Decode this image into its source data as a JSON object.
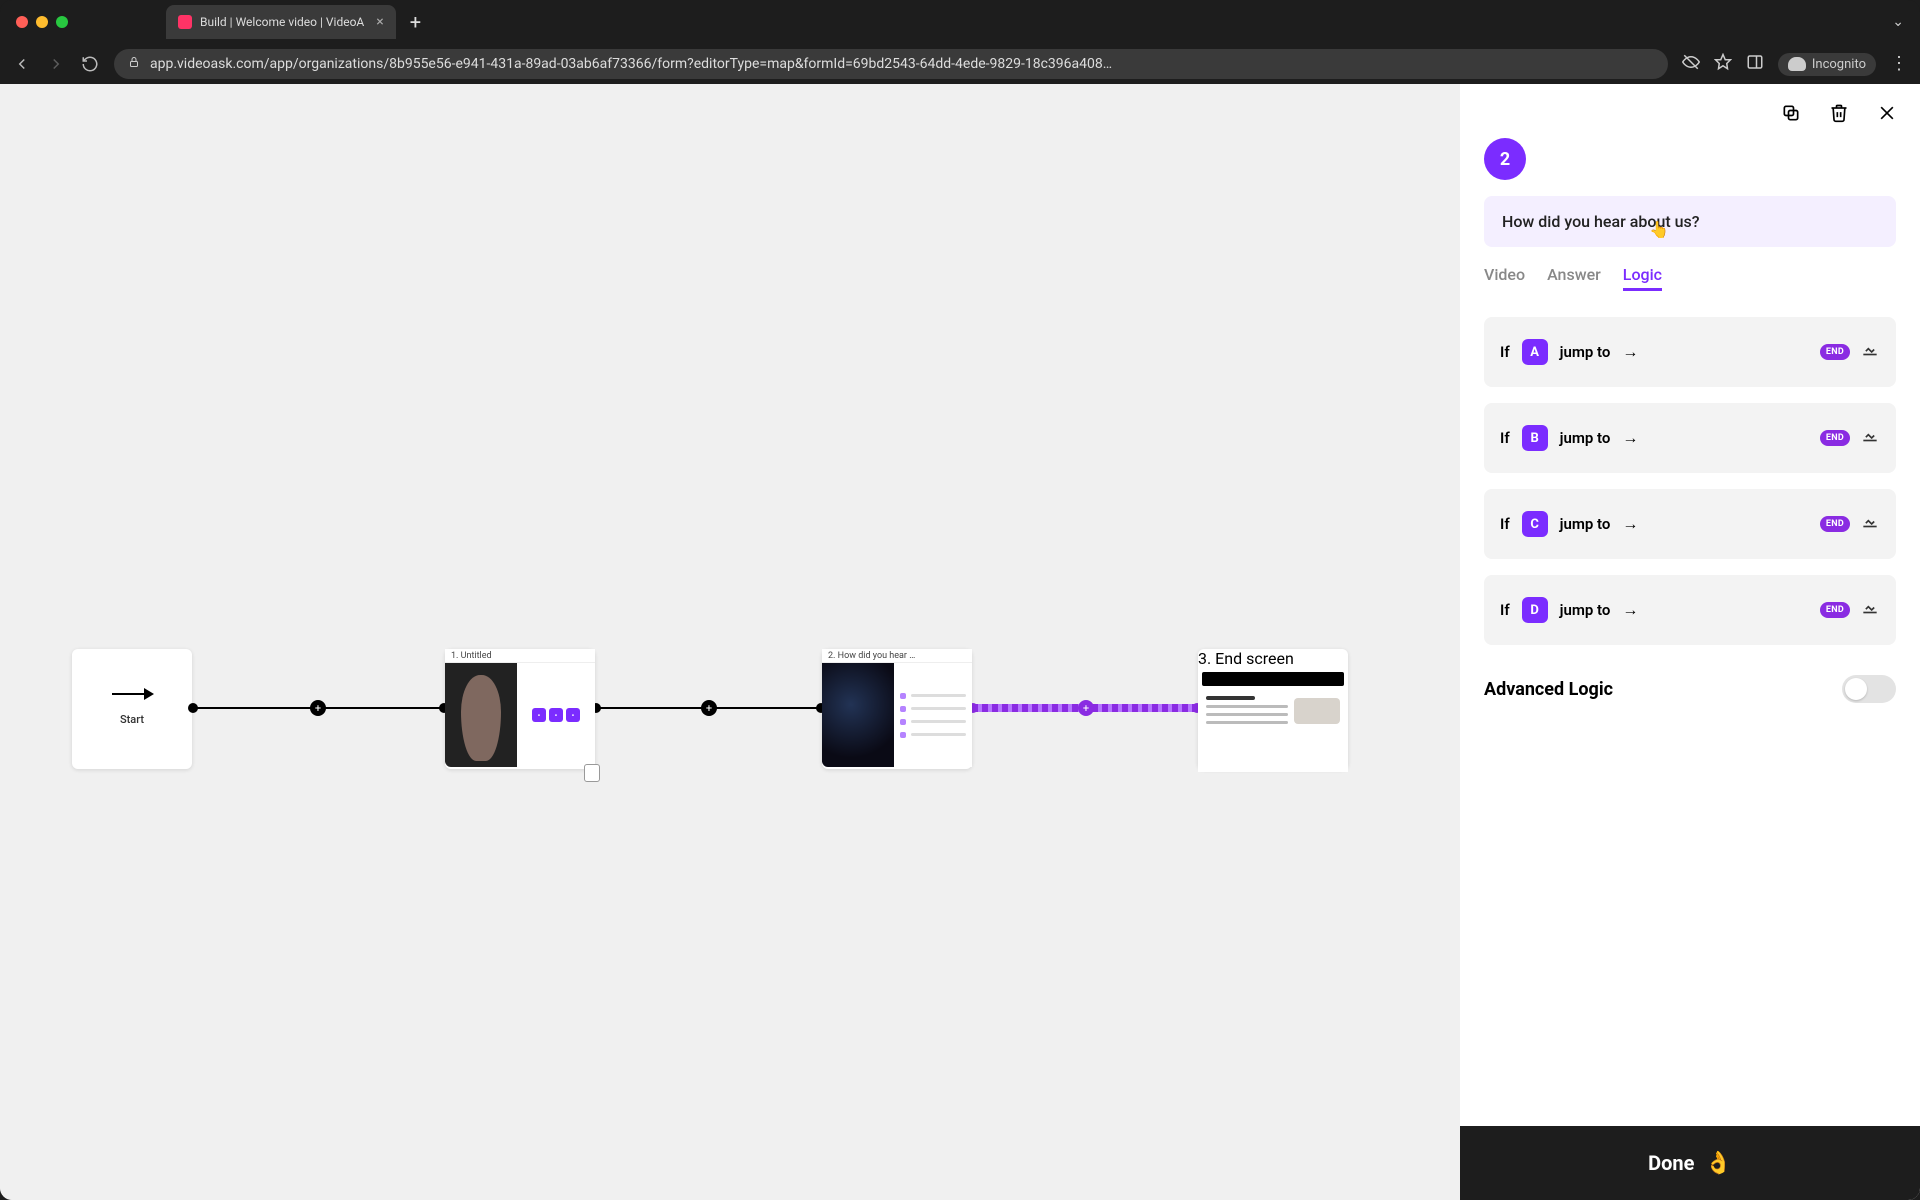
{
  "browser": {
    "tab_title": "Build | Welcome video | VideoA",
    "url": "app.videoask.com/app/organizations/8b955e56-e941-431a-89ad-03ab6af73366/form?editorType=map&formId=69bd2543-64dd-4ede-9829-18c396a408…",
    "incognito_label": "Incognito"
  },
  "canvas": {
    "start_label": "Start",
    "steps": [
      {
        "index": "1",
        "title": "1. Untitled"
      },
      {
        "index": "2",
        "title": "2. How did you hear …"
      },
      {
        "index": "3",
        "title": "3. End screen"
      }
    ]
  },
  "panel": {
    "step_number": "2",
    "question": "How did you hear about us?",
    "tabs": {
      "video": "Video",
      "answer": "Answer",
      "logic": "Logic"
    },
    "active_tab": "logic",
    "rules": [
      {
        "if": "If",
        "letter": "A",
        "jump": "jump to",
        "target_badge": "END"
      },
      {
        "if": "If",
        "letter": "B",
        "jump": "jump to",
        "target_badge": "END"
      },
      {
        "if": "If",
        "letter": "C",
        "jump": "jump to",
        "target_badge": "END"
      },
      {
        "if": "If",
        "letter": "D",
        "jump": "jump to",
        "target_badge": "END"
      }
    ],
    "advanced_label": "Advanced Logic",
    "done_label": "Done"
  }
}
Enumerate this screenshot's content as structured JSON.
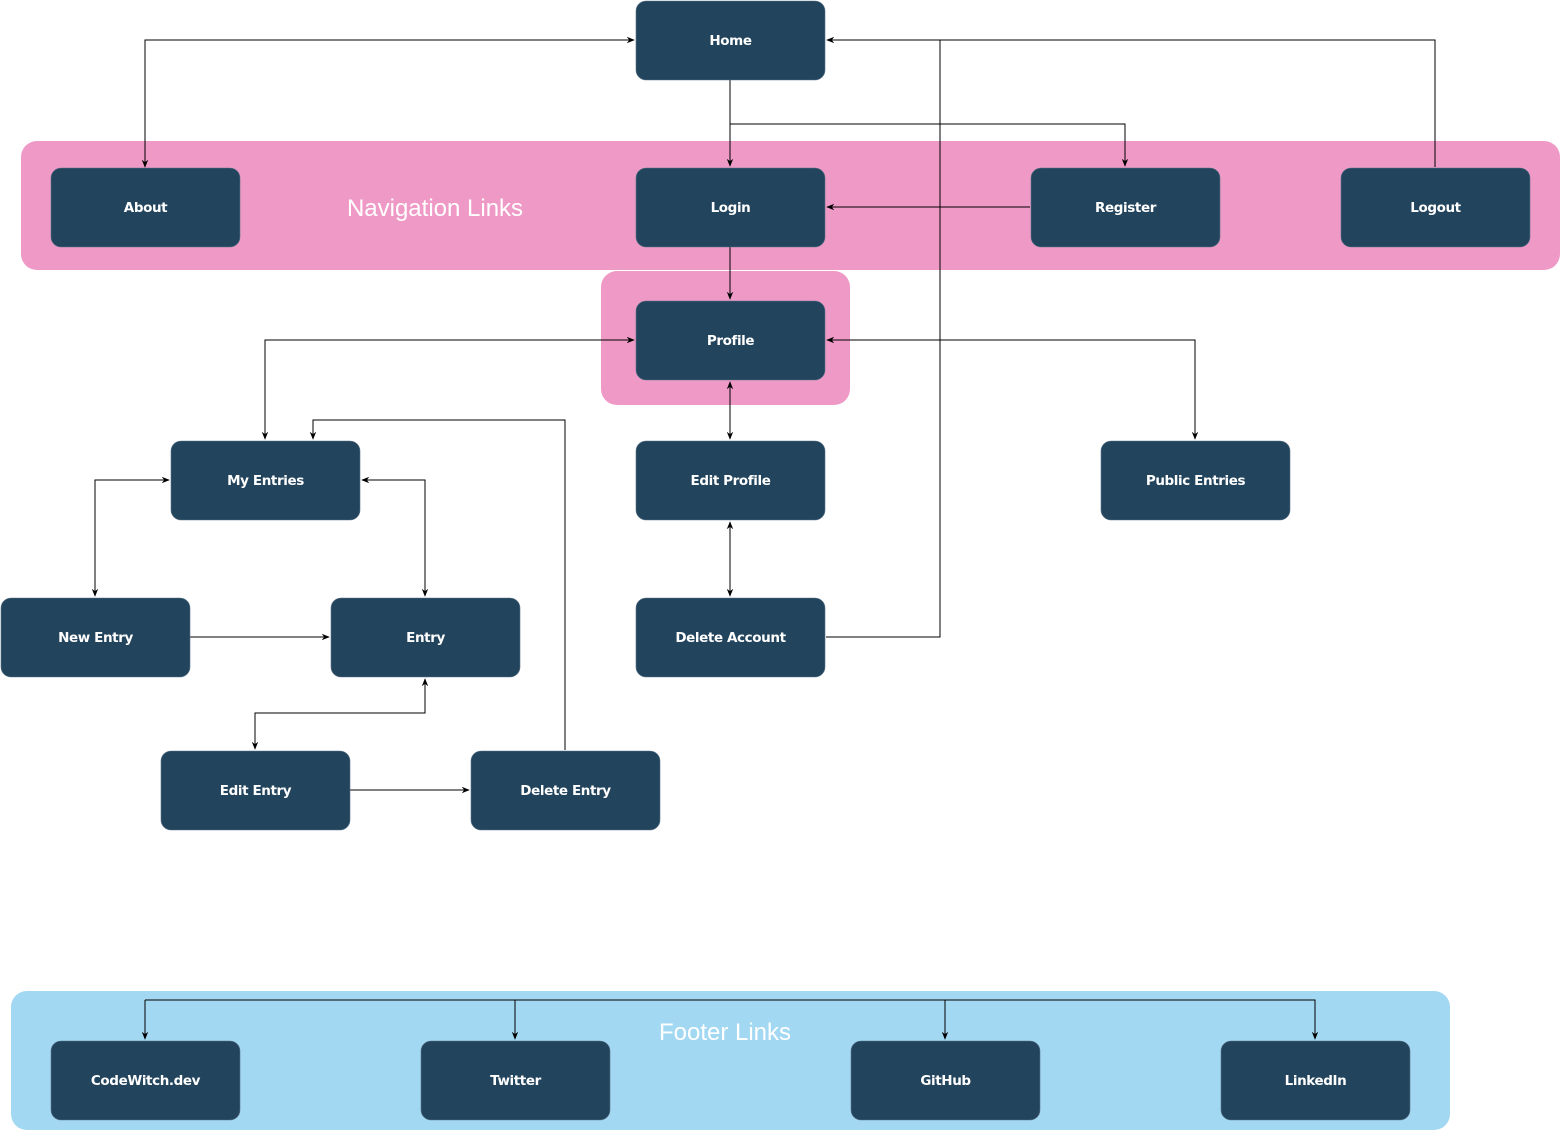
{
  "colors": {
    "node_fill": "#23445d",
    "node_text": "#ffffff",
    "nav_group": "#ef9ac6",
    "footer_group": "#a3d8f3",
    "edge": "#000000"
  },
  "groups": {
    "navigation": {
      "label": "Navigation Links"
    },
    "footer": {
      "label": "Footer Links"
    }
  },
  "nodes": [
    {
      "id": "home",
      "label": "Home"
    },
    {
      "id": "about",
      "label": "About"
    },
    {
      "id": "login",
      "label": "Login"
    },
    {
      "id": "register",
      "label": "Register"
    },
    {
      "id": "logout",
      "label": "Logout"
    },
    {
      "id": "profile",
      "label": "Profile"
    },
    {
      "id": "my-entries",
      "label": "My Entries"
    },
    {
      "id": "edit-profile",
      "label": "Edit Profile"
    },
    {
      "id": "public-entries",
      "label": "Public Entries"
    },
    {
      "id": "new-entry",
      "label": "New Entry"
    },
    {
      "id": "entry",
      "label": "Entry"
    },
    {
      "id": "delete-account",
      "label": "Delete Account"
    },
    {
      "id": "edit-entry",
      "label": "Edit Entry"
    },
    {
      "id": "delete-entry",
      "label": "Delete Entry"
    },
    {
      "id": "codewitch",
      "label": "CodeWitch.dev"
    },
    {
      "id": "twitter",
      "label": "Twitter"
    },
    {
      "id": "github",
      "label": "GitHub"
    },
    {
      "id": "linkedin",
      "label": "LinkedIn"
    }
  ],
  "edges": [
    {
      "from": "about",
      "to": "home",
      "bidirectional": true
    },
    {
      "from": "home",
      "to": "login",
      "bidirectional": false
    },
    {
      "from": "home",
      "to": "register",
      "bidirectional": false
    },
    {
      "from": "logout",
      "to": "home",
      "bidirectional": false
    },
    {
      "from": "delete-account",
      "to": "home",
      "bidirectional": false
    },
    {
      "from": "register",
      "to": "login",
      "bidirectional": false
    },
    {
      "from": "login",
      "to": "profile",
      "bidirectional": false
    },
    {
      "from": "profile",
      "to": "my-entries",
      "bidirectional": true
    },
    {
      "from": "profile",
      "to": "public-entries",
      "bidirectional": true
    },
    {
      "from": "profile",
      "to": "edit-profile",
      "bidirectional": true
    },
    {
      "from": "edit-profile",
      "to": "delete-account",
      "bidirectional": true
    },
    {
      "from": "my-entries",
      "to": "new-entry",
      "bidirectional": true
    },
    {
      "from": "my-entries",
      "to": "entry",
      "bidirectional": true
    },
    {
      "from": "new-entry",
      "to": "entry",
      "bidirectional": false
    },
    {
      "from": "entry",
      "to": "edit-entry",
      "bidirectional": true
    },
    {
      "from": "edit-entry",
      "to": "delete-entry",
      "bidirectional": false
    },
    {
      "from": "delete-entry",
      "to": "my-entries",
      "bidirectional": false
    },
    {
      "from": "footer",
      "to": "codewitch",
      "bidirectional": false
    },
    {
      "from": "footer",
      "to": "twitter",
      "bidirectional": false
    },
    {
      "from": "footer",
      "to": "github",
      "bidirectional": false
    },
    {
      "from": "footer",
      "to": "linkedin",
      "bidirectional": false
    }
  ]
}
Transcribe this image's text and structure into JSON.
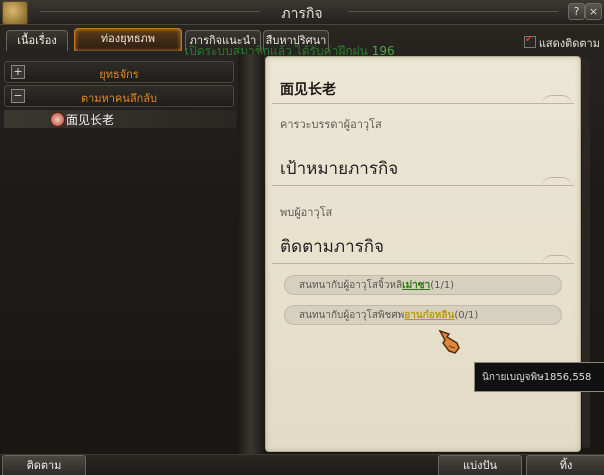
{
  "window": {
    "title": "ภารกิจ",
    "help_label": "?",
    "close_label": "×"
  },
  "tabs": [
    {
      "label": "เนื้อเรื่อง",
      "active": false
    },
    {
      "label": "ท่องยุทธภพ",
      "active": true
    },
    {
      "label": "ภารกิจแนะนำ",
      "active": false
    },
    {
      "label": "สืบหาปริศนา",
      "active": false
    }
  ],
  "notice": {
    "text": "เปิดระบบสมาชิกแล้ว ได้รับค่าฝึกฝน",
    "value": "196"
  },
  "show_amount": {
    "label": "แสดงติดตาม",
    "checked": true
  },
  "categories": [
    {
      "toggle": "+",
      "label": "ยุทธจักร"
    },
    {
      "toggle": "−",
      "label": "ตามหาคนลึกลับ"
    }
  ],
  "quest_list": [
    {
      "title": "面见长老"
    }
  ],
  "detail": {
    "quest_name": "面见长老",
    "desc_label": "คารวะบรรดาผู้อาวุโส",
    "goal_heading": "เป้าหมายภารกิจ",
    "goal_text": "พบผู้อาวุโส",
    "track_heading": "ติดตามภารกิจ",
    "requirements": [
      {
        "prefix": "สนทนากับผู้อาวุโสจิ้วหลิ",
        "target": "เม่าซา",
        "progress": "(1/1)"
      },
      {
        "prefix": "สนทนากับผู้อาวุโสพิชศพ",
        "target": "อานก๋อหลิน",
        "progress": "(0/1)"
      }
    ]
  },
  "tooltip": {
    "text": "นิกายเบญจพิษ1856,558"
  },
  "buttons": {
    "track": "ติดตาม",
    "share": "แบ่งปัน",
    "abandon": "ทิ้ง"
  },
  "colors": {
    "accent": "#e08a2a",
    "parchment": "#e6e0cc",
    "progress_green": "#2f7a12"
  }
}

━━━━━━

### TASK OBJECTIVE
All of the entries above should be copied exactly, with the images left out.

### SOLUTION TO THIS PROBLEM
Decode this image into its source data as a JSON object.
{
  "browser": {
    "tab_title": "Build | Welcome video | VideoA",
    "url": "app.videoask.com/app/organizations/8b955e56-e941-431a-89ad-03ab6af73366/form?editorType=map&formId=69bd2543-64dd-4ede-9829-18c396a408…",
    "incognito_label": "Incognito"
  },
  "canvas": {
    "start_label": "Start",
    "steps": [
      {
        "index": "1",
        "title": "1. Untitled"
      },
      {
        "index": "2",
        "title": "2. How did you hear …"
      },
      {
        "index": "3",
        "title": "3. End screen"
      }
    ]
  },
  "panel": {
    "step_number": "2",
    "question": "How did you hear about us?",
    "tabs": {
      "video": "Video",
      "answer": "Answer",
      "logic": "Logic"
    },
    "active_tab": "logic",
    "rules": [
      {
        "if": "If",
        "letter": "A",
        "jump": "jump to",
        "target_badge": "END"
      },
      {
        "if": "If",
        "letter": "B",
        "jump": "jump to",
        "target_badge": "END"
      },
      {
        "if": "If",
        "letter": "C",
        "jump": "jump to",
        "target_badge": "END"
      },
      {
        "if": "If",
        "letter": "D",
        "jump": "jump to",
        "target_badge": "END"
      }
    ],
    "advanced_label": "Advanced Logic",
    "done_label": "Done"
  }
}
Enumerate this screenshot's content as structured JSON.
{
  "colors": {
    "node_fill": "#23445d",
    "node_text": "#ffffff",
    "nav_group": "#ef9ac6",
    "footer_group": "#a3d8f3",
    "edge": "#000000"
  },
  "groups": {
    "navigation": {
      "label": "Navigation Links"
    },
    "footer": {
      "label": "Footer Links"
    }
  },
  "nodes": [
    {
      "id": "home",
      "label": "Home"
    },
    {
      "id": "about",
      "label": "About"
    },
    {
      "id": "login",
      "label": "Login"
    },
    {
      "id": "register",
      "label": "Register"
    },
    {
      "id": "logout",
      "label": "Logout"
    },
    {
      "id": "profile",
      "label": "Profile"
    },
    {
      "id": "my-entries",
      "label": "My Entries"
    },
    {
      "id": "edit-profile",
      "label": "Edit Profile"
    },
    {
      "id": "public-entries",
      "label": "Public Entries"
    },
    {
      "id": "new-entry",
      "label": "New Entry"
    },
    {
      "id": "entry",
      "label": "Entry"
    },
    {
      "id": "delete-account",
      "label": "Delete Account"
    },
    {
      "id": "edit-entry",
      "label": "Edit Entry"
    },
    {
      "id": "delete-entry",
      "label": "Delete Entry"
    },
    {
      "id": "codewitch",
      "label": "CodeWitch.dev"
    },
    {
      "id": "twitter",
      "label": "Twitter"
    },
    {
      "id": "github",
      "label": "GitHub"
    },
    {
      "id": "linkedin",
      "label": "LinkedIn"
    }
  ],
  "edges": [
    {
      "from": "about",
      "to": "home",
      "bidirectional": true
    },
    {
      "from": "home",
      "to": "login",
      "bidirectional": false
    },
    {
      "from": "home",
      "to": "register",
      "bidirectional": false
    },
    {
      "from": "logout",
      "to": "home",
      "bidirectional": false
    },
    {
      "from": "delete-account",
      "to": "home",
      "bidirectional": false
    },
    {
      "from": "register",
      "to": "login",
      "bidirectional": false
    },
    {
      "from": "login",
      "to": "profile",
      "bidirectional": false
    },
    {
      "from": "profile",
      "to": "my-entries",
      "bidirectional": true
    },
    {
      "from": "profile",
      "to": "public-entries",
      "bidirectional": true
    },
    {
      "from": "profile",
      "to": "edit-profile",
      "bidirectional": true
    },
    {
      "from": "edit-profile",
      "to": "delete-account",
      "bidirectional": true
    },
    {
      "from": "my-entries",
      "to": "new-entry",
      "bidirectional": true
    },
    {
      "from": "my-entries",
      "to": "entry",
      "bidirectional": true
    },
    {
      "from": "new-entry",
      "to": "entry",
      "bidirectional": false
    },
    {
      "from": "entry",
      "to": "edit-entry",
      "bidirectional": true
    },
    {
      "from": "edit-entry",
      "to": "delete-entry",
      "bidirectional": false
    },
    {
      "from": "delete-entry",
      "to": "my-entries",
      "bidirectional": false
    },
    {
      "from": "footer",
      "to": "codewitch",
      "bidirectional": false
    },
    {
      "from": "footer",
      "to": "twitter",
      "bidirectional": false
    },
    {
      "from": "footer",
      "to": "github",
      "bidirectional": false
    },
    {
      "from": "footer",
      "to": "linkedin",
      "bidirectional": false
    }
  ]
}
Transcribe this image's text and structure into JSON.
{
  "window": {
    "title": "ภารกิจ",
    "help_label": "?",
    "close_label": "×"
  },
  "tabs": [
    {
      "label": "เนื้อเรื่อง",
      "active": false
    },
    {
      "label": "ท่องยุทธภพ",
      "active": true
    },
    {
      "label": "ภารกิจแนะนำ",
      "active": false
    },
    {
      "label": "สืบหาปริศนา",
      "active": false
    }
  ],
  "notice": {
    "text": "เปิดระบบสมาชิกแล้ว ได้รับค่าฝึกฝน",
    "value": "196"
  },
  "show_amount": {
    "label": "แสดงติดตาม",
    "checked": true
  },
  "categories": [
    {
      "toggle": "+",
      "label": "ยุทธจักร"
    },
    {
      "toggle": "−",
      "label": "ตามหาคนลึกลับ"
    }
  ],
  "quest_list": [
    {
      "title": "面见长老"
    }
  ],
  "detail": {
    "quest_name": "面见长老",
    "desc_label": "คารวะบรรดาผู้อาวุโส",
    "goal_heading": "เป้าหมายภารกิจ",
    "goal_text": "พบผู้อาวุโส",
    "track_heading": "ติดตามภารกิจ",
    "requirements": [
      {
        "prefix": "สนทนากับผู้อาวุโสจิ้วหลิ",
        "target": "เม่าซา",
        "progress": "(1/1)"
      },
      {
        "prefix": "สนทนากับผู้อาวุโสพิชศพ",
        "target": "อานก๋อหลิน",
        "progress": "(0/1)"
      }
    ]
  },
  "tooltip": {
    "text": "นิกายเบญจพิษ1856,558"
  },
  "buttons": {
    "track": "ติดตาม",
    "share": "แบ่งปัน",
    "abandon": "ทิ้ง"
  },
  "colors": {
    "accent": "#e08a2a",
    "parchment": "#e6e0cc",
    "progress_green": "#2f7a12"
  }
}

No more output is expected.